|the h.r. giger painting used in "frankenchrist"|
what this meant for me was that i found myself suddenly ejected from the left, called a racist and a bad feminist, because i was still persisting in my old-fashioned defense of everyone to air their point of view. at the time, the new right seemingly came into vogue and my comrades in the fight for free speech were neo-nazis and right-wing militia groups. cue nervous sideways glances and sweaty collar. after all, these weren't the people who spoke for me. i didn't want people to think that i agreed with them, but i did think that they had the same right to speak as everyone else, so i gulped and spent a lot of time repeated voltaire's [or is it?]overused maxim : "i disagree with what you say, but i will defend to the death your right to say it." after all, it was a valid debate and it was evident that this movement had a small but dedicated audience.
|standard response to "political correctness"|
flash forward twenty years and the playing field is very different. there are comparatively few conflicts over freedom of speech that truly take hold in the public imagination. but they do still occasionally crop up, like the case of guy earle here in canada, who this past week was fined $15,000 for impinging on the human rights of lorna pardy over insults leveled at her and her partner [another word the became popular with "political correctness"] on the basis of their gender and sexual orientation.
to give a brief summation of the case, i'll point readers toward this interview with earle, where he gives his version of events and this blog, which has been following the case closely from an opposing point of view and to the human rights' tribunal's decision against earle.
now, i will caution that virtually all of the facts in the case are in dispute- who started it, what the cause was, what happened off-stage after the initial verbal exchange, etc., so i'm going to limit myself to discussing only the parts on which everyone seems to agree: that earle insulted pardy from the stage and that those insults were mostly driven by her gender and sexual orientation. earle has claimed that what he said should be protected as free speech, whereas pardy filed a claim against him on the basis that he had assaulted her human rights with what he said.
|the new face of the oppressed?|
so being a proponent of free speech and seeing the general value of comedy as a specific form of language, i'm inclined to agree with earle on principle. except for one thing. what he said is in absolutely no way pushing the boundaries of speech. far from forging new ground, he used the opportunity to repeat the sort of insults that have been leveled at women and homosexuals since people have been aware of their existence. you're only lesbians because no man would fuck you? wow, never heard that one before. shut this woman up and stuff a cock in her mouth? the originality just doesn't stop. now, free speech has become about the rights of the traditionally dominant cultural group to advocate the oppression of the traditionally oppressed.

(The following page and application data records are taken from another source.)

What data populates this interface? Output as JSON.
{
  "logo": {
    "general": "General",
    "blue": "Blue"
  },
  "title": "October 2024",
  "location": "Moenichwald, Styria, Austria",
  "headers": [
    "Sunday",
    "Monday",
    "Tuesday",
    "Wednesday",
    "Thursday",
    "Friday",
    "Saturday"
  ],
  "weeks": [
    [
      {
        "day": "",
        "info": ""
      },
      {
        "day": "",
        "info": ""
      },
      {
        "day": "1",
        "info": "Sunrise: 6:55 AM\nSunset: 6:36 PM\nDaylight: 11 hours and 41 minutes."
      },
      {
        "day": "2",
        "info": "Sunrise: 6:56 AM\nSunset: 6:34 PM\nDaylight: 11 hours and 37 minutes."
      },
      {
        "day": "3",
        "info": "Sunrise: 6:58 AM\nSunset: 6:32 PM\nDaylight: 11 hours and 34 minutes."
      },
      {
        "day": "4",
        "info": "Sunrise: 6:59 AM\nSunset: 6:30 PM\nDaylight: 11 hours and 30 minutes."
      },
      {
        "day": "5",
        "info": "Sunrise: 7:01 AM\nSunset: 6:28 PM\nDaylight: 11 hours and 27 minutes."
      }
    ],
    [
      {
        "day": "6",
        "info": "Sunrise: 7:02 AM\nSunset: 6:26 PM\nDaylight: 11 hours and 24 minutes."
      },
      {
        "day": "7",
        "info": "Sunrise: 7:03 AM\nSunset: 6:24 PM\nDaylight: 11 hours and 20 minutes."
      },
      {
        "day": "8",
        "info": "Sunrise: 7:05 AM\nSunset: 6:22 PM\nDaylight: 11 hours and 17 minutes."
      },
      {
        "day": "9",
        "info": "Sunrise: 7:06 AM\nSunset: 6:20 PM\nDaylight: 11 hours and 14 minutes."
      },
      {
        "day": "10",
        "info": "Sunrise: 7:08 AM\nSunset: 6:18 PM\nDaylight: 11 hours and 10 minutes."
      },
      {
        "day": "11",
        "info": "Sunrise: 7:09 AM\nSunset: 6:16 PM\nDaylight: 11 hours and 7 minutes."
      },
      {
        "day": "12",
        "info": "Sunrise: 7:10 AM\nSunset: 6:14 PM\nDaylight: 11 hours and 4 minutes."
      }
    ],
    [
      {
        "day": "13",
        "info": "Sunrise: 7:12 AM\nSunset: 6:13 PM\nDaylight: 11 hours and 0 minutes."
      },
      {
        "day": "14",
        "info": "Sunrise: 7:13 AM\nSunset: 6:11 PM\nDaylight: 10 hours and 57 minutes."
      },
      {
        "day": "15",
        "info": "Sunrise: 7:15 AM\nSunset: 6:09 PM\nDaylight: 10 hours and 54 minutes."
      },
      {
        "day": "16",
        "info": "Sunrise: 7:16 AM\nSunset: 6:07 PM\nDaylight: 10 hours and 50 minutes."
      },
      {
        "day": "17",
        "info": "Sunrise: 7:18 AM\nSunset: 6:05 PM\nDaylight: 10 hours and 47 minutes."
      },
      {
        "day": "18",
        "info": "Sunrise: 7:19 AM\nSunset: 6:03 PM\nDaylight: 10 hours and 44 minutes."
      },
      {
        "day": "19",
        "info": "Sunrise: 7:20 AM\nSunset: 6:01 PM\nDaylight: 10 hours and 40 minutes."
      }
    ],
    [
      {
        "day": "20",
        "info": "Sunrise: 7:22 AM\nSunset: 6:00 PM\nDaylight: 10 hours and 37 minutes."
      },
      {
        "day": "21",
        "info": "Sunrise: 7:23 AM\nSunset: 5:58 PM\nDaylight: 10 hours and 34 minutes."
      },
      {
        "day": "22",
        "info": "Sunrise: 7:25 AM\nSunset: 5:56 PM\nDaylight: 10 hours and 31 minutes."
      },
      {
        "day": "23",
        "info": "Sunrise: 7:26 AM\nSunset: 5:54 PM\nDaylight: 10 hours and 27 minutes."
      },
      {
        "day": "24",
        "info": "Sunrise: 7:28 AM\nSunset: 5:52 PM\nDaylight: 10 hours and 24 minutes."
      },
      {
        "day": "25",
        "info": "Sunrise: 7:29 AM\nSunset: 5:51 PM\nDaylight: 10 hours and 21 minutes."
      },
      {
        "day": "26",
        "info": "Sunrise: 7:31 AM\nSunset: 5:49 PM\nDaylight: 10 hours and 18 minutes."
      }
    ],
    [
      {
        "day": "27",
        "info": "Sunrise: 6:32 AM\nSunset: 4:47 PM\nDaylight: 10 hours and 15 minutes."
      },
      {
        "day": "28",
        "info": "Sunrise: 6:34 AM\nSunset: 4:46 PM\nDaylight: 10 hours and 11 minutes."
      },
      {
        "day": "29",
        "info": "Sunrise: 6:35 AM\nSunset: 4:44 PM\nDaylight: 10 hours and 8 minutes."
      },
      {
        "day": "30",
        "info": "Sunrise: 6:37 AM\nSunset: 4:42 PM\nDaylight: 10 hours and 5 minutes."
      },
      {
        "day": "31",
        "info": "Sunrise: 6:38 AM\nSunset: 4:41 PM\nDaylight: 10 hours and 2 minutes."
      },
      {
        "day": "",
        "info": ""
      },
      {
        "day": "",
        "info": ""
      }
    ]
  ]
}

returning for a moment to the case of the militias and neo-nazis, or, to use a more timely example, the reprehensible actions of the westboro baptist church, the one redeeming thing about them is that they at least believe in what they're saying. you might hate it, but it's genuine. earle isn't even that. he's said since the incident in 2007 that he isn't sexist or homophobic. so, if we take him at his word, what he said doesn't even have any deeper meaning for him. all of a sudden, free speech is about the right of someone to shoot their mouth off and to make disenfranchised groups a target of ridicule and hatred just for the hell of it. and what kills me is that i agree that such instances to constitute free speech.
i chose this case to illustrate my point because i think it's increasingly characteristic of where battles over free speech are going. far from pushing the envelope or expanding horizons, freedom of speech now denotes our collective ability to fill the air with verbal pollution- insults, taunts, ignorance, xenophobia- until the pollutants effectively drown out anything meaningful that's being said.
i am still unwavering in my support for free speech. even though it's been a long time since that belief has made me feel that glow of pride at being a strong, principled person, it's close to my heart and, in defiance of logic, it's become even more entrenched with time. but at the same time, i think i'd like to start a movement defending the right of people to just shut the fuck up.